Visitors gather here, buying their Morgan caps and their Morgan branded fudge, before starting the tour, and it was packed all day. Packed with enthusiasts from around the world, a chattering congregation of English, American, Dutch and German accents. As well as the Tour, visitors can also sign up for Morgan ‘experiences’ – £25 gets you a passenger ride in a three-wheeler. Everyone I saw climbing out looked like they’d spent half an hour on a roller coaster. Or in a giant tumble dryer. 

Built by hand - and eye: Morgan factory tour is a step back in time

It would be unjust to call this a Morgan theme park, because it’s a working factory, steeped in history. There’s no artifice here, nothing’s contrived, and if the visitors stopped coming the cars would still be made the same way. But Morgan is also a vision of the future, specifically our passion for cars and how that will be expressed in years to come.

If Ford and Mercedes-Benz do survive the revolution (and nothing is certain these days) they’ll end up like Samsung smartphone manufacturers – mass producing plastic cases on wheels with lithium-ion batteries. But a few master craftsmen will continue, like the katana-kaji, the ancient samurai sword makers in Japan, still polishing their blades even though a samurai warrior could be felled by a traffic warden with a taser these days. 

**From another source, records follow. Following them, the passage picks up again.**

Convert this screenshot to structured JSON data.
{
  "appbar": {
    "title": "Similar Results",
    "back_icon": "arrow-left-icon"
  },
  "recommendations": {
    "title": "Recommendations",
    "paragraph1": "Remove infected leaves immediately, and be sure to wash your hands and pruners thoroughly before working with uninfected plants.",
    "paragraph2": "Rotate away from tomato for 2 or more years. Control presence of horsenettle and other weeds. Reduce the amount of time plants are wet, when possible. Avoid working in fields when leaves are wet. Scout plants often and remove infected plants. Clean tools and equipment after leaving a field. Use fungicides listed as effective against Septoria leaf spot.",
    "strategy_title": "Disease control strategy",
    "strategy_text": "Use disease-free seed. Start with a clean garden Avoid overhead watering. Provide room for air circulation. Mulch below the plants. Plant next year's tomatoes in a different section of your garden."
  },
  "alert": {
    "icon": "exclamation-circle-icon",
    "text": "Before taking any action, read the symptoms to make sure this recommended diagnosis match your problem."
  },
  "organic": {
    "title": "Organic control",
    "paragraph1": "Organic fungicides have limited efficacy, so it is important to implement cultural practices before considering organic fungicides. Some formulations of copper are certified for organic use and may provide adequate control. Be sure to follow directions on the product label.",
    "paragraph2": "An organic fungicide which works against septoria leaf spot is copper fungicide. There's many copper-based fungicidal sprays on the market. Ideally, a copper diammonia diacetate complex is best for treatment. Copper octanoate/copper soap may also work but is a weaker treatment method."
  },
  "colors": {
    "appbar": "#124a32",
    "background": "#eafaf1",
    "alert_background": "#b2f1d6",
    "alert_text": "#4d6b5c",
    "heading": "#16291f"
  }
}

Ferrari, McLaren, Bentley, Morgan, Ariel – these will be the places we’ll visit, to tour the factory, to see how the old petrol-driven cars are still lovingly made the old-fashioned way, with carbon and English ash, and maybe we’ll also splash out on a thrilling £25 passenger ride. These factories won’t be museums – they’ll be boutique experiences for people who don’t want to let go. Yes, the automotive industry will turn into tourism, selling Bentley-branded scarves, Ferrari flat caps and McLaren fudge.

02 Jan

2020 MOGSouth Spring Meet, Little Switzerland, NC., 8 – 10 May

Lodging – The Meet Hotel is the Little Switzerland Inn. 86 High Ridge Rd, Little Switzerland, NC 28749.  FYI, Exit 334 off Blue Ridge Parkway

  • Our hosts (Jim and Colette Clark) have negotiated an amazing discount for each room ($20 per night off their normal starting prices of $169 per night), so be sure to make your reservations online at switzerlandinn.com using the group number 998642439836795 for the discount.  If you don’t use the group number, you won’t get the discount. 
  • It’s easy to book your room.  Simply go to the Inn’s web site and click Book Now (yellow button in the upper right of the screen)
  • Input 8 May as check in and 10 May as check out (unless you are arriving early or staying later!)
  • Select Advanced Search, select I have a Group Number, enter the Group Number.  Then hit GO. 
  • You’ll then be shown available room types and prices.  Select more info and you’ll be given the opportunity to select that room type that you want.

Note:  There is a ‘bug’ in the Switzerland Inn’s web site.  The room choices, after acceptance of the group number, all show an occupant limit of 1; this is a program glitch – ignore it.

Hospitality Room – The Hospitality Room will be in Balsam Cottage.  (Map of the grounds on the Inn’s website, if needed.)  The hospitality room will be open:

  • Friday: 4 – 6 and 7 – 10 PM
  • Saturday: 4 – 6 and 7 – 10 PM
  • Sunday: 8 – 9 AM

Activities – Friday Night Dinner is on your own.  FYI, If you choose to eat at the Switzerland Inn’s restaurant anytime during your stay (other than Saturday Night) you must make your reservations at the Main Desk in the Lobby.

Saturday:

  • 9 AM drive south on the Blue Ridge Parkway (BRP) 25 miles to the summit of Mt. Mitchell, 
  • 12 PM lunch at the Little Switzerland Inn
  • 1:30 PM drive north on the Blue Ridge Parkway (BRP) 20 miles to Linville Gorge
  • 6 PM dinner at the Inn in the”Chalet Restaurant” (FYI, Reservations for the entire MOGSouth Group have already been made. We’ll order off the menu and pay individually/charge to room.)
  • After dinner gathering either on the “Terrace” or alternately in the “Lobby”, depending on the weather.

Sunday:

  • 9 AM drive of the infamous DIAMONDBACK, which starts and ends at the Inn.  This drive takes 30 minutes.